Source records

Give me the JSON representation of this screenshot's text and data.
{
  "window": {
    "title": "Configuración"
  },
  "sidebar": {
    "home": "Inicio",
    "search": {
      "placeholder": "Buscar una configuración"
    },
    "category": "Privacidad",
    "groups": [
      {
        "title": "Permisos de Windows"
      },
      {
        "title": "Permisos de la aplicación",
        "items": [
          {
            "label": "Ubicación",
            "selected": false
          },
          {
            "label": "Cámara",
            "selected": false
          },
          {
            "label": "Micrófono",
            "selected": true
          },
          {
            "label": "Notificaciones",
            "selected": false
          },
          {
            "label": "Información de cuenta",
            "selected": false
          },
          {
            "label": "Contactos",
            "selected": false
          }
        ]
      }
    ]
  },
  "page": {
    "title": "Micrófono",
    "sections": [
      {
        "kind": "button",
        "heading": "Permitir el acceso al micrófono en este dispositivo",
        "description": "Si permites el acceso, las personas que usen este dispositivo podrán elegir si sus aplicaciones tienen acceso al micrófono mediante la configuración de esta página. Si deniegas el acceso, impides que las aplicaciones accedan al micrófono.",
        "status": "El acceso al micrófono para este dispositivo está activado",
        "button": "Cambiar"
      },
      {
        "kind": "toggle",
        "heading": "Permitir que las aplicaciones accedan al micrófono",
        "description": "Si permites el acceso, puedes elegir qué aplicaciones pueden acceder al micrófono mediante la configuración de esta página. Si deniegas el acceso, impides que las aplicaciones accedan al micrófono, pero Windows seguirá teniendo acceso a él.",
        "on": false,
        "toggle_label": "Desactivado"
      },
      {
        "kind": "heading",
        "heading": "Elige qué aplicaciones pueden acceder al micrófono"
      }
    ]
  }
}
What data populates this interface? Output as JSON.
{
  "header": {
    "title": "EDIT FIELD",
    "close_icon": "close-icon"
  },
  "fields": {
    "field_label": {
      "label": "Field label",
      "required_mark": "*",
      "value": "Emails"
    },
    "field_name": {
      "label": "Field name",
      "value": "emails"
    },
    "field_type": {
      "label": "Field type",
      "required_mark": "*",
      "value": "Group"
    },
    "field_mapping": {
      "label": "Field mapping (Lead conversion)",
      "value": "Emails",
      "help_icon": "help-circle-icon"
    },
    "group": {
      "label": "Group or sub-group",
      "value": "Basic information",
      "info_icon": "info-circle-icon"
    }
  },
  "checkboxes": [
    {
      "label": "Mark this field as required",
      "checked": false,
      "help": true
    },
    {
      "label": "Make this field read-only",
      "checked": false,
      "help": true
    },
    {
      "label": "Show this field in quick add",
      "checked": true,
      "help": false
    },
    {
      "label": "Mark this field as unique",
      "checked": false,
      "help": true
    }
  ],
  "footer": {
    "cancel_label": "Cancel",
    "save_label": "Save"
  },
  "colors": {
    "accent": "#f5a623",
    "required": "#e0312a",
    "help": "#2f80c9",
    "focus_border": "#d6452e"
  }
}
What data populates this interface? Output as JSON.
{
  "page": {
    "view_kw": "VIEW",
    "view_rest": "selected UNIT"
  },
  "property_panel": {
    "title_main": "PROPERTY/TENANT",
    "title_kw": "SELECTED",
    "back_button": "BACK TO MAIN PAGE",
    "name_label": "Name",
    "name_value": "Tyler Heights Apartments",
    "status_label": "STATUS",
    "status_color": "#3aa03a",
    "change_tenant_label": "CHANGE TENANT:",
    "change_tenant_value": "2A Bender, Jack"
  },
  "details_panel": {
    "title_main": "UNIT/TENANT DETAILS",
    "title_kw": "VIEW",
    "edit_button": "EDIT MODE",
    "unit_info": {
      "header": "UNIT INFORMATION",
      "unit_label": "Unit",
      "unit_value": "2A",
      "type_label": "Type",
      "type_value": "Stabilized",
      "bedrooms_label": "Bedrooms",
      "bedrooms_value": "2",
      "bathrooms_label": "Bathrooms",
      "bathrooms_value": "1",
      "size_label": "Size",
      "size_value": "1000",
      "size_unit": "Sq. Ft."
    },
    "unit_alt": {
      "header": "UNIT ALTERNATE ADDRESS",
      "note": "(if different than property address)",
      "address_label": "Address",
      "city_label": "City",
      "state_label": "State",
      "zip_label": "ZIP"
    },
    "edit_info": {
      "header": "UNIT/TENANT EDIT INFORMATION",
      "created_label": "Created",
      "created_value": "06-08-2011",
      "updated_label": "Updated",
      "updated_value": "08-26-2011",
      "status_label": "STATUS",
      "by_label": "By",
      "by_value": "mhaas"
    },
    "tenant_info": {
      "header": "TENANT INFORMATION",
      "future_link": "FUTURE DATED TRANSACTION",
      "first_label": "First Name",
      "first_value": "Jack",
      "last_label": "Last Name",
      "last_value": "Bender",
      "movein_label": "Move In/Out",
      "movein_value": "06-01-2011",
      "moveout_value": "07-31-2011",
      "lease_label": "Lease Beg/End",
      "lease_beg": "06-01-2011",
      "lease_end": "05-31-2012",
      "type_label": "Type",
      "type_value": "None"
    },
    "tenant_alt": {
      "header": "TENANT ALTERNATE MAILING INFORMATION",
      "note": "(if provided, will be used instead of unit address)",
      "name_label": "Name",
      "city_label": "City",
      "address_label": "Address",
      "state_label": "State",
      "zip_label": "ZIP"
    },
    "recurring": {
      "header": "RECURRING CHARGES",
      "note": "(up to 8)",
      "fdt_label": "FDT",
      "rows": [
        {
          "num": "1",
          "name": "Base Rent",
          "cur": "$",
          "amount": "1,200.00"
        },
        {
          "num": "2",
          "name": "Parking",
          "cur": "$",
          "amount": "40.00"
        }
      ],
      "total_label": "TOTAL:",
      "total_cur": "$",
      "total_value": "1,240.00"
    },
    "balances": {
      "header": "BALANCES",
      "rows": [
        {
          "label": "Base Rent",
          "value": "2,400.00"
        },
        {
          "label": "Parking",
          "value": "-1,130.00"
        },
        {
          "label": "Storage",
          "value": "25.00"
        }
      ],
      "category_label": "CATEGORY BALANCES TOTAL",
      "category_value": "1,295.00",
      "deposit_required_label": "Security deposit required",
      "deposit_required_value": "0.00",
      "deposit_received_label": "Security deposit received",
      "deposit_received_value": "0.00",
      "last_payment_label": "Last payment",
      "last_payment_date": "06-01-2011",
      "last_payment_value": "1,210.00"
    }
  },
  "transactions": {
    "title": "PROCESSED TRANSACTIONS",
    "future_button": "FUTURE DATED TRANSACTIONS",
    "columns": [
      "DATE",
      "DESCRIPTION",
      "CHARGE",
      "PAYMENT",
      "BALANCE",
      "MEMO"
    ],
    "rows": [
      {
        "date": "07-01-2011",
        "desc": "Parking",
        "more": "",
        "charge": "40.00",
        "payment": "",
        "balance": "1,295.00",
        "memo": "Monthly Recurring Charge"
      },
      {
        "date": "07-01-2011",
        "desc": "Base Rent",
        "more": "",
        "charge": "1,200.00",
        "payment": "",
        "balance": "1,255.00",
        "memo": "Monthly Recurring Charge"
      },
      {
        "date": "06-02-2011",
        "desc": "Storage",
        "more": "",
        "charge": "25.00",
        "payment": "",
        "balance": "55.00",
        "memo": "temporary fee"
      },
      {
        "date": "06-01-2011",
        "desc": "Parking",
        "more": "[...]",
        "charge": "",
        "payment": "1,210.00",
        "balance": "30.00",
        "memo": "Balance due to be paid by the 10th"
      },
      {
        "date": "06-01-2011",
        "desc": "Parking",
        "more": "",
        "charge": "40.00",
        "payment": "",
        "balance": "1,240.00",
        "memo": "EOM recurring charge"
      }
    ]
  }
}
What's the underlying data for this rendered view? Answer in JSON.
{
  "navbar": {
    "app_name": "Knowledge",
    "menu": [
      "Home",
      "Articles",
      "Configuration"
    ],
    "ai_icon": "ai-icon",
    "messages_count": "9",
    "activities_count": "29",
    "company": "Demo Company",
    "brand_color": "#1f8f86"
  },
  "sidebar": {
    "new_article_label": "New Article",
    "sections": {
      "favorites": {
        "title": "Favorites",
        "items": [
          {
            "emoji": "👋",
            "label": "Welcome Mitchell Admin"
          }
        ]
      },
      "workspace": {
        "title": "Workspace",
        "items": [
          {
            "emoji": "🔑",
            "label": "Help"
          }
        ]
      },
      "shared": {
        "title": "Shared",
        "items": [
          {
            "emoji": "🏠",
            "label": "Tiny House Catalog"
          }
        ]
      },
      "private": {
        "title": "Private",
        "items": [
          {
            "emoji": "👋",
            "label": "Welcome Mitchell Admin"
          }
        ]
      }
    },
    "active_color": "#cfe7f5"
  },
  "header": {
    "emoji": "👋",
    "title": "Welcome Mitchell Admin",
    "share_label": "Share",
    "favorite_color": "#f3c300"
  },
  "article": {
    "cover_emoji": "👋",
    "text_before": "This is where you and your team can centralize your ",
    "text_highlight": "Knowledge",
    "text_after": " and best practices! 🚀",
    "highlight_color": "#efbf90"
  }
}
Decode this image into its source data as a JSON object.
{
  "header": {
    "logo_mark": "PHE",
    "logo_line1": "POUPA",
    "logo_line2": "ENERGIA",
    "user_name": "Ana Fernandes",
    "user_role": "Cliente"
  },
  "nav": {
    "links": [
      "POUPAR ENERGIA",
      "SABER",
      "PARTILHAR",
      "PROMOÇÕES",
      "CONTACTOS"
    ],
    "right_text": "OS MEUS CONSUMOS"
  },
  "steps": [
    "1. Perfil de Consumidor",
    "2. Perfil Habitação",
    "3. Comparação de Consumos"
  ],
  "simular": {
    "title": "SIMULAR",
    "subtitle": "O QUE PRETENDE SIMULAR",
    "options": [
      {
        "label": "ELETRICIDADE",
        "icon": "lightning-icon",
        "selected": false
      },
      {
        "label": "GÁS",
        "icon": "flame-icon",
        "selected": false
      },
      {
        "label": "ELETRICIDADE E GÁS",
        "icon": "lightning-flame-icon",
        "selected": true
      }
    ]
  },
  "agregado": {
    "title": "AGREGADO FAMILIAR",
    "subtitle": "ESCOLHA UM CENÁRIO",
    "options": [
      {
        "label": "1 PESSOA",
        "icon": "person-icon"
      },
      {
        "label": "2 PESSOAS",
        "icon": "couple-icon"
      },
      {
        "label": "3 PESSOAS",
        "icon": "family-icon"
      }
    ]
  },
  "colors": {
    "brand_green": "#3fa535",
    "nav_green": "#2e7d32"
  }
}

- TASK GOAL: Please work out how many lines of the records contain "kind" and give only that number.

- EXPECTED ANSWER: 3